State-owned Permanent TSB (PTSB) borrowed €400m this week, raising the cash in a deal secured against a share of its stock of UK mortgages.
Permanent TSB is the last of the bailed-out banks that is still not borrowing on the bond markets, but the recent deal shows it can raise cash from private deals where UK mortgage assets are pledged as security.
The latest deal brings to €1bn the amount of new debt raised by the bank so far this year.
The bank has raised €3.6bn this year when refinancing of some debt is included.
Financial details, including the cost of the new borrowing have not been revealed, but the banks says the debt is being raised at market rates.
Last week ratings agency Moody's downgraded PTSB, citing "uncertainty and risks", to B3 from B1.
PTSB became the last and smallest of the Irish-owned bank to survive the banking crisis after the EU and IMF approved the Government's decision not to shut it down last year.
Earlier this year the bank announced its intention to dramatically increase lending including for home loans in 2013 for the first time since the property crash.
Meanwhile, the UK-based Lloyds Banking Group said it set aside £1.2bn (€1.4bn) to cover loan losses in Ireland last year, just a third of the amount set aside in 2011.
The loans are mainly a legacy of Lloyds' takeover of Bank of Scotland (Ireland), which no longer does business here but was a major lender during the property bubble.
Lloyds said the pace of new impairments on Irish loans has slowed to 1.6pc in 2012 from 4.1pc a year earlier.
The bank has a reputation for dealing with its Irish losses.

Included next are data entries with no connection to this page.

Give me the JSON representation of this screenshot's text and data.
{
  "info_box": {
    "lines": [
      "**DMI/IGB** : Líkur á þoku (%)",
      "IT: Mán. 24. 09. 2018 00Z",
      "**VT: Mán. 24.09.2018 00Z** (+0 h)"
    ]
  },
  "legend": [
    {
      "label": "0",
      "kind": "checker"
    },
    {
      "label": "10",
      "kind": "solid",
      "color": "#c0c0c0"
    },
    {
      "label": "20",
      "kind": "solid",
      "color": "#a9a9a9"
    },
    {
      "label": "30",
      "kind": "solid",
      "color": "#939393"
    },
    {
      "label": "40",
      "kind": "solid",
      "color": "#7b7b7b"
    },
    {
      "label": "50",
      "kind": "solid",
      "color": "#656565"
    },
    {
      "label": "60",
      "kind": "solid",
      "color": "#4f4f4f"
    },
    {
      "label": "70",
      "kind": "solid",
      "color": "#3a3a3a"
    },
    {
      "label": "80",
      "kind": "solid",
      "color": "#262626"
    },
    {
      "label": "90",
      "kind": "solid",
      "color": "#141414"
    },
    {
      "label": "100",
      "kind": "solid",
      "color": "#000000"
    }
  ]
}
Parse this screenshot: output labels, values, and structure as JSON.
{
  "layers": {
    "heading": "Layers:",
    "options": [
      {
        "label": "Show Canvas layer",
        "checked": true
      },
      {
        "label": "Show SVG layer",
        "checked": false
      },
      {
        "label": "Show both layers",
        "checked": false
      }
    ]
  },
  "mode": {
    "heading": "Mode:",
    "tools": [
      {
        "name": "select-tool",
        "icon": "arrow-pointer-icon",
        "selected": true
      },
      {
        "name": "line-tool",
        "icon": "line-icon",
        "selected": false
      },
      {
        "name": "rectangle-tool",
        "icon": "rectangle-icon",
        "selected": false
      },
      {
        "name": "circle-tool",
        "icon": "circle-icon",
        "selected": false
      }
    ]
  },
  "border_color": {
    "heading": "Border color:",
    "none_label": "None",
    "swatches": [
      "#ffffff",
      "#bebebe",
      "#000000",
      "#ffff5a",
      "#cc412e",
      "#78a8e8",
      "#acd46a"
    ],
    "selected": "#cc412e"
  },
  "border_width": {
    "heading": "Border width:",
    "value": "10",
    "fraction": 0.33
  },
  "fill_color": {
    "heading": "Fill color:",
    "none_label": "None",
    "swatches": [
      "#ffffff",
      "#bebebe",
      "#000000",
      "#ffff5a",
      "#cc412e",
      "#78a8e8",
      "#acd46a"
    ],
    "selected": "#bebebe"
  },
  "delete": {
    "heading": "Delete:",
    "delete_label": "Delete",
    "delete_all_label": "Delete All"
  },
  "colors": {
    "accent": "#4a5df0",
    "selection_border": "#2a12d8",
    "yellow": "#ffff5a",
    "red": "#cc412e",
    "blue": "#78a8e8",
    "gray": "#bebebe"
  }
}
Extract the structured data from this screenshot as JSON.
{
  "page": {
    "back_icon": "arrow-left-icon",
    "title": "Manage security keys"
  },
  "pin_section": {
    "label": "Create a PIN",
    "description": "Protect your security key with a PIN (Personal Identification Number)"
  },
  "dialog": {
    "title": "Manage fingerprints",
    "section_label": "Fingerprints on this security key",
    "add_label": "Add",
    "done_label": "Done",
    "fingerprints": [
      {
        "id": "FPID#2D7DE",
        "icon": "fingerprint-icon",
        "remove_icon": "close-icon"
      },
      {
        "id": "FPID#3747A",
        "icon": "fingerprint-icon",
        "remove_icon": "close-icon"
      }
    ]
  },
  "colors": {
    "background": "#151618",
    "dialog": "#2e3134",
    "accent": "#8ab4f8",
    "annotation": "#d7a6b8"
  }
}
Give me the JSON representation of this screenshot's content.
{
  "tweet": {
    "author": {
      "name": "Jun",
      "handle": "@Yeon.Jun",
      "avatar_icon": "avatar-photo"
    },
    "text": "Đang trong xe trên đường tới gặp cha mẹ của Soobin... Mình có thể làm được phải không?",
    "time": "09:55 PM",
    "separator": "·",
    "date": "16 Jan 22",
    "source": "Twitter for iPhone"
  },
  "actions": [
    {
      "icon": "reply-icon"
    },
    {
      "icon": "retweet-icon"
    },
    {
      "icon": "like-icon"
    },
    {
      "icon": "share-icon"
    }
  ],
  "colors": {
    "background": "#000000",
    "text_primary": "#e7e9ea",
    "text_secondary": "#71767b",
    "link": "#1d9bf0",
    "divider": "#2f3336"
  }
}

Last year it sold €1.8bn of Irish property loans for just €149m to US investor Apollo Global Management.